  1. The  Food  Standards  Agency  met  with  Rotherham Metropolitan Borough Council on 5 December. No evidence has yet been provided by Rotherham of an illicit  trade  in condemned poultry outside of this court case. The Agency will  be  meeting Rotherham MBC after the conclusion of the case to discuss any information they have to substantiate this claim.
  2. Slaughterhouses and cutting plants are approved and licensed by the Food Standards Agency. Enforcement in licensed slaughterhouses, where unfit meat is  separated  from  the  meat  which  is fit for human consumption, is the responsibility of the Minister of Agriculture Fisheries and Food in England (and the Secretaries of State in Scotland and Wales).
  3. The Official Veterinary Surgeons and Meat Hygiene Inspectors, employed by the  Meat  Hygiene  Service carry out the enforcement function on behalf of the Minister, MAFF (or SoS for Wales and Scotland).
  4. Once  unfit  meat  is  separated  from  meat  that  is  fit  for  human consumption,  it  is required to be sent for disposal in approved premises. Approval  of by-products plants, including collection centres and rendering plants where condemned meat should be disposed of, is the responsibility of MAFF.  Enforcement  at  such premises lies with local authorities and MAFF, who  must  ensure that they have adequate resources for enforcement to suit the local situation.
  5. The  Agency has recently published new guidelines for local authorities setting  out  when local authorities are required to inform the Agency of a serious  food  hazard. The Agency’s role is to ensure that effective action is  taken  at  a  local  level,  and  where necessary to notify other local authorities  of  action  required  and  to  help  cop-ordinate  action at a national level.

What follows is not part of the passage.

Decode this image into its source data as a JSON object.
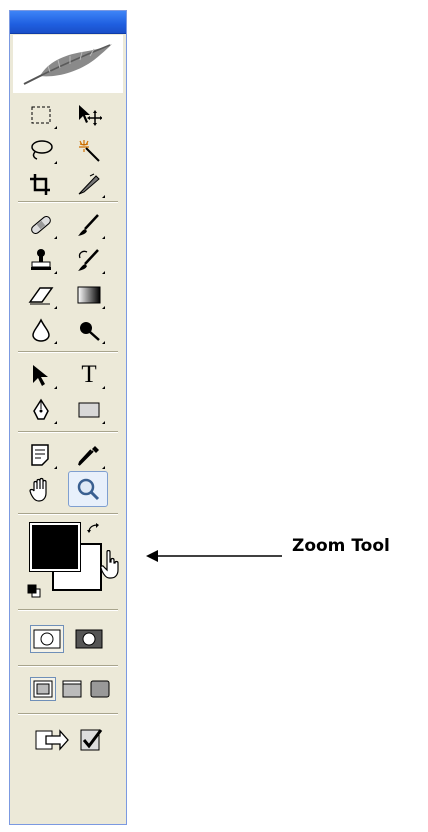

  6. If  any  similar  incidents come to light in Rotherham, or by any other local  authority, they should contact the Food Standards Agency as a matter of urgency.